This “compete and care” mindset that my mother instilled in me has become so embedded in my business philosophy that it serves as our company’s tagline and mantra that defines our internal culture. It’s tattooed on the walls of our office and all over our recruiting channels. Everybody who wants to join our organization learns quickly that they compete for themselves, but are equally as invested in the success of their co-workers.
This wasn’t modeled after something I learned in textbooks or in the classroom. It was modeled after a philosophy that my mother bestowed upon me from an early age.
Mother’s Day Entrepreneurial Lesson 5: The Power Of Belief & Loyalty
My mother believed in me for my entire life. Even in moments when I gave her no reason to believe, she refused to give up on me.
I can remember weeks and even months of cold shoulder treatment over petty arguments, refusing to talk to my mother growing up. I can remember senseless and immature decisions I made as a kid–skipping school to roll dice, playing the role of neighborhood bookie before the days of online betting.
Through all of the pain and frustration that I put my mother through growing up, she stood by me with unwavering loyalty and patience that only a mother could have. Even through my darkest displays of selfishness, there was my mother by my side, knowing that I would come around eventually.
The power of believing in someone and standing by them should never be underestimated, particularly in an entrepreneurial setting where the odds are heavily stacked against you to begin with.
Some entrepreneurs, CEOs and business leaders learn about the power and importance of these lessons after they take the corner office.
For me, I’ve understood them for my entire life.
I guess I’m just lucky. For that I thank my mother.

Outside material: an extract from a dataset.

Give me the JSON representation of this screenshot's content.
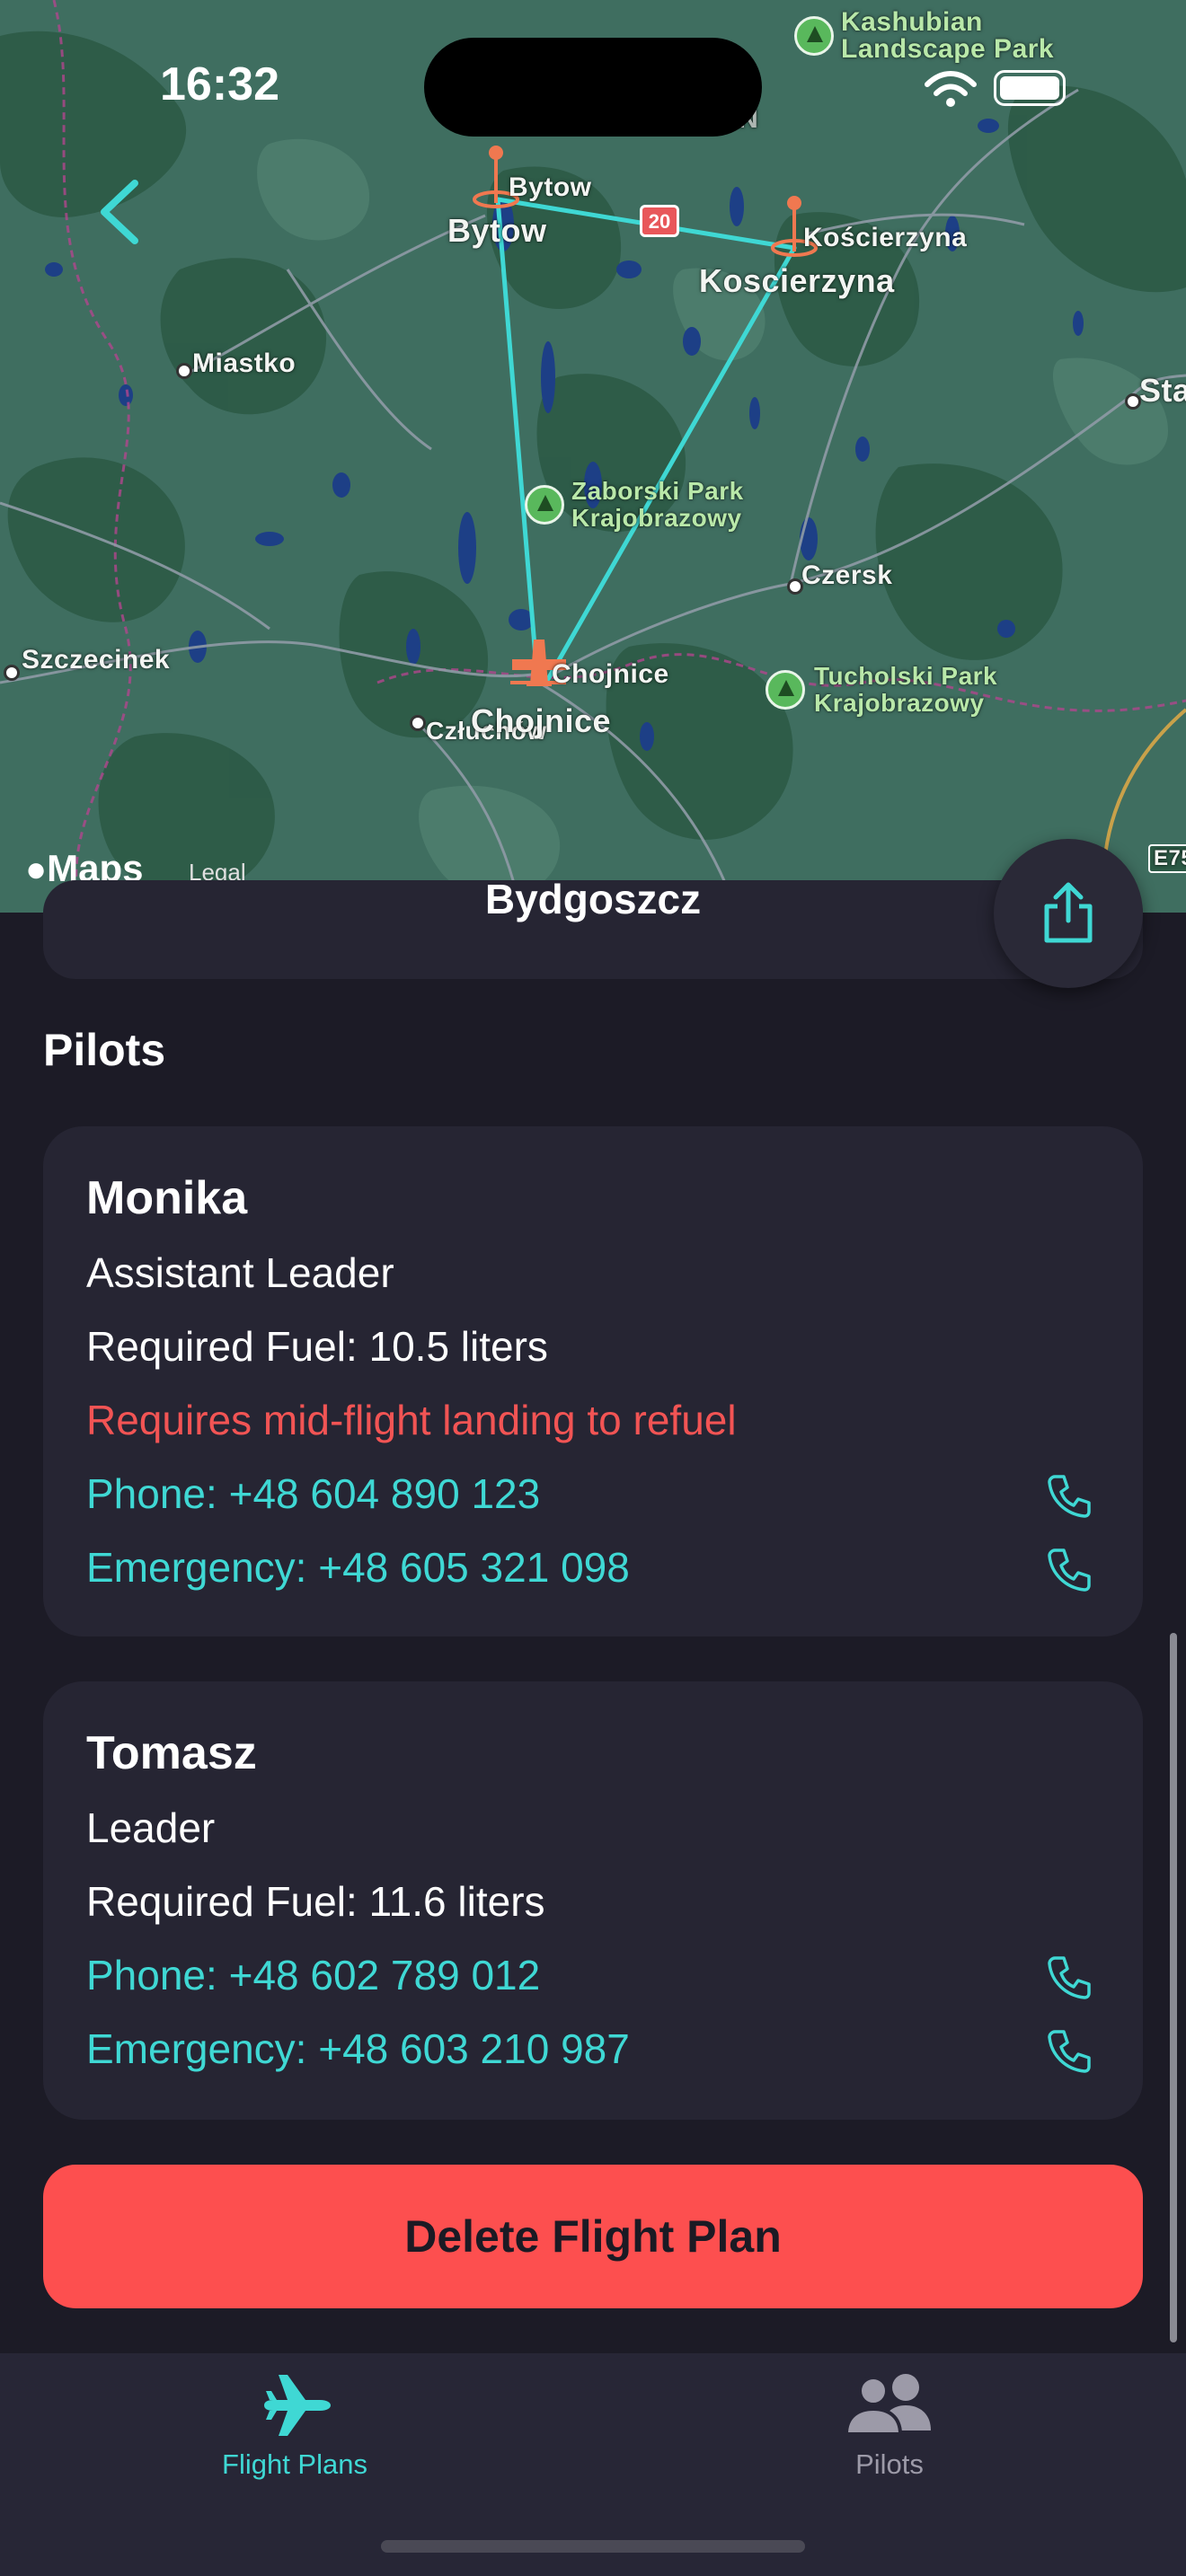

Happy Mother’s Day, mom.
Matt Rizzetta is the CEO of North 6th Agency, a full service public relations, marketing, and brand communications agency.